Those who perform the works of the flesh “will not inherit the kingdom of God” (v. 21). Again, we hear the language of inheritance Paul developed in great detail in chapter 4. There, the matter of who inherits turns on one’s relationship to God through faith in Christ. Here, the matter of who does not inherit at least includes the factor of how one acts. One’s behavior does, after all, figure into God’s judgment for Paul (cf. Rom 2:13)—only not the way the Galatian Torah observers have been taught.

Paul’s admitted reservations about the Torah are not meant to be a permission slip for immorality! “For freedom Christ has set us free” (v. 1), but Christ didn’t set people free so they could behave however they please.
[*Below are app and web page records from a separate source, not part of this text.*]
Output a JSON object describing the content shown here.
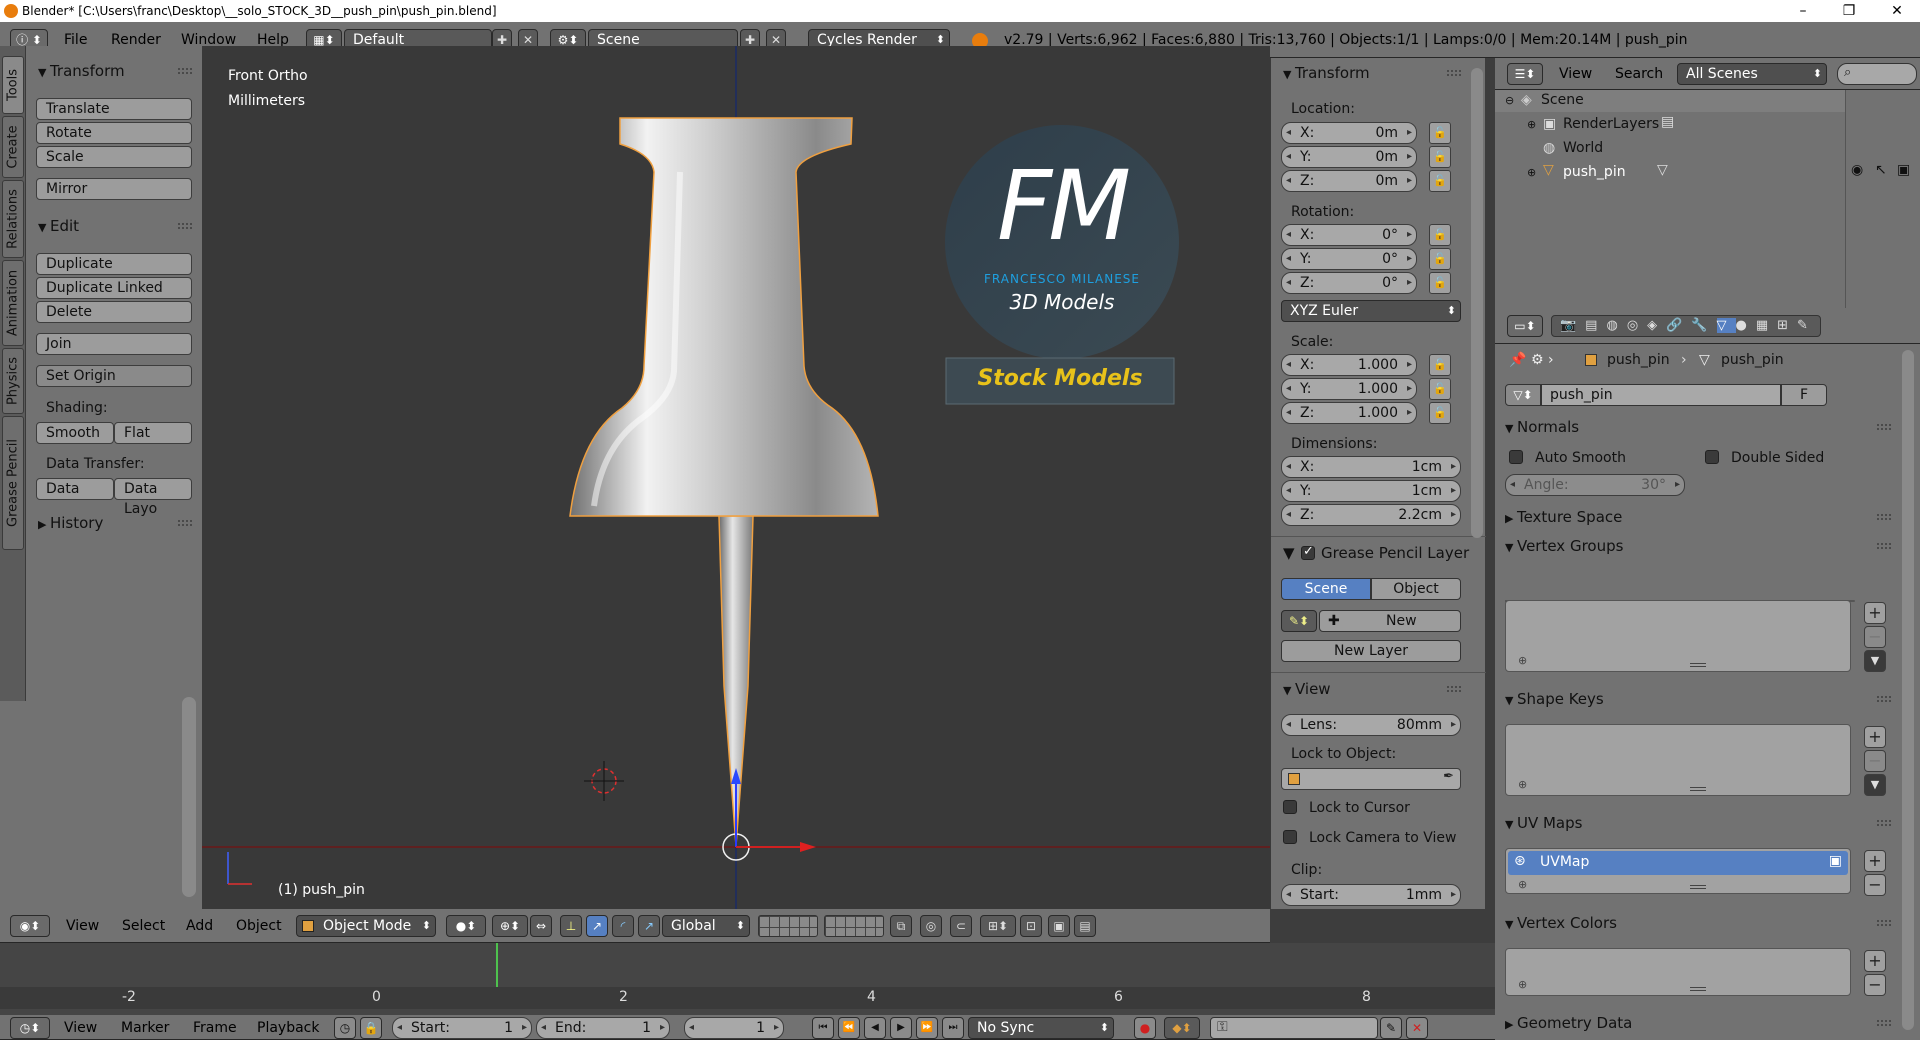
{
  "titlebar": {
    "title": "Blender* [C:\\Users\\franc\\Desktop\\__solo_STOCK_3D__push_pin\\push_pin.blend]",
    "minimize": "–",
    "maximize": "❐",
    "close": "✕"
  },
  "infobar": {
    "menus": [
      "File",
      "Render",
      "Window",
      "Help"
    ],
    "layout": "Default",
    "scene": "Scene",
    "engine": "Cycles Render",
    "stats": "v2.79 | Verts:6,962 | Faces:6,880 | Tris:13,760 | Objects:1/1 | Lamps:0/0 | Mem:20.14M | push_pin"
  },
  "tooltabs": [
    "Tools",
    "Create",
    "Relations",
    "Animation",
    "Physics",
    "Grease Pencil"
  ],
  "toolshelf": {
    "transform_title": "Transform",
    "translate": "Translate",
    "rotate": "Rotate",
    "scale": "Scale",
    "mirror": "Mirror",
    "edit_title": "Edit",
    "duplicate": "Duplicate",
    "duplicate_linked": "Duplicate Linked",
    "delete": "Delete",
    "join": "Join",
    "set_origin": "Set Origin",
    "shading_label": "Shading:",
    "smooth": "Smooth",
    "flat": "Flat",
    "data_transfer_label": "Data Transfer:",
    "data": "Data",
    "data_layo": "Data Layo",
    "history_title": "History"
  },
  "viewport": {
    "view_name": "Front Ortho",
    "units": "Millimeters",
    "object_label": "(1) push_pin",
    "logo_letters": "FM",
    "logo_name": "FRANCESCO MILANESE",
    "logo_sub": "3D Models",
    "logo_banner": "Stock Models"
  },
  "viewport_header": {
    "view": "View",
    "select": "Select",
    "add": "Add",
    "object": "Object",
    "mode": "Object Mode",
    "orientation": "Global"
  },
  "npanel": {
    "transform_title": "Transform",
    "location_label": "Location:",
    "location": [
      {
        "k": "X:",
        "v": "0m"
      },
      {
        "k": "Y:",
        "v": "0m"
      },
      {
        "k": "Z:",
        "v": "0m"
      }
    ],
    "rotation_label": "Rotation:",
    "rotation": [
      {
        "k": "X:",
        "v": "0°"
      },
      {
        "k": "Y:",
        "v": "0°"
      },
      {
        "k": "Z:",
        "v": "0°"
      }
    ],
    "rotation_mode": "XYZ Euler",
    "scale_label": "Scale:",
    "scale": [
      {
        "k": "X:",
        "v": "1.000"
      },
      {
        "k": "Y:",
        "v": "1.000"
      },
      {
        "k": "Z:",
        "v": "1.000"
      }
    ],
    "dimensions_label": "Dimensions:",
    "dimensions": [
      {
        "k": "X:",
        "v": "1cm"
      },
      {
        "k": "Y:",
        "v": "1cm"
      },
      {
        "k": "Z:",
        "v": "2.2cm"
      }
    ],
    "grease_title": "Grease Pencil Layer",
    "scene_tab": "Scene",
    "object_tab": "Object",
    "new": "New",
    "new_layer": "New Layer",
    "view_title": "View",
    "lens_label": "Lens:",
    "lens_value": "80mm",
    "lock_to_object": "Lock to Object:",
    "lock_to_cursor": "Lock to Cursor",
    "lock_camera": "Lock Camera to View",
    "clip_label": "Clip:",
    "clip_start_label": "Start:",
    "clip_start_value": "1mm"
  },
  "outliner": {
    "view": "View",
    "search": "Search",
    "filter": "All Scenes",
    "items": [
      "Scene",
      "RenderLayers",
      "World",
      "push_pin"
    ]
  },
  "properties": {
    "crumb_obj": "push_pin",
    "crumb_mesh": "push_pin",
    "mesh_name": "push_pin",
    "fake_user": "F",
    "normals_title": "Normals",
    "auto_smooth": "Auto Smooth",
    "double_sided": "Double Sided",
    "angle_label": "Angle:",
    "angle_value": "30°",
    "texture_space": "Texture Space",
    "vertex_groups": "Vertex Groups",
    "shape_keys": "Shape Keys",
    "uv_maps": "UV Maps",
    "uvmap_item": "UVMap",
    "vertex_colors": "Vertex Colors",
    "geometry_data": "Geometry Data"
  },
  "timeline": {
    "ticks": [
      "-2",
      "0",
      "2",
      "4",
      "6",
      "8"
    ],
    "view": "View",
    "marker": "Marker",
    "frame": "Frame",
    "playback": "Playback",
    "start_label": "Start:",
    "start_value": "1",
    "end_label": "End:",
    "end_value": "1",
    "current": "1",
    "sync": "No Sync"
  },
  "colors": {
    "ui_gray": "#727272",
    "viewport_bg": "#393939",
    "selection_orange": "#f0a040",
    "active_blue": "#5680c2",
    "logo_blue": "#1ea0e0",
    "banner_yellow": "#e8c21a"
  }
}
As Paul has already discussed, the purpose of freedom is love. Christ has set us free from the cultic obligations of the Law, but he has also set us free for loving our neighbors as ourselves within a community. Simply following the Law is a grave danger to faith; so is license.

Marion L. Soards and Darrell J. Pursiful, Galatians, Smyth & Helwys Bible Commentary (Macon GA: Smyth & Helwys, 2015) 299–300.

Darrell Pursiful is the editor of Formations. He is an adjunct professor at Mercer University and an active member of the First Baptist Church of Christ in Macon, Georgia.


For further resources, subscribe to the Formations Teaching Guide and Commentary.

Additionally, the Smyth & Helwys Bible Commentary series is a scholarly but accessible means for enhancing your study of each lesson. To purchase the volume quoted in today’s Reference Shelf, please click Here.

Print Friendly, PDF & Email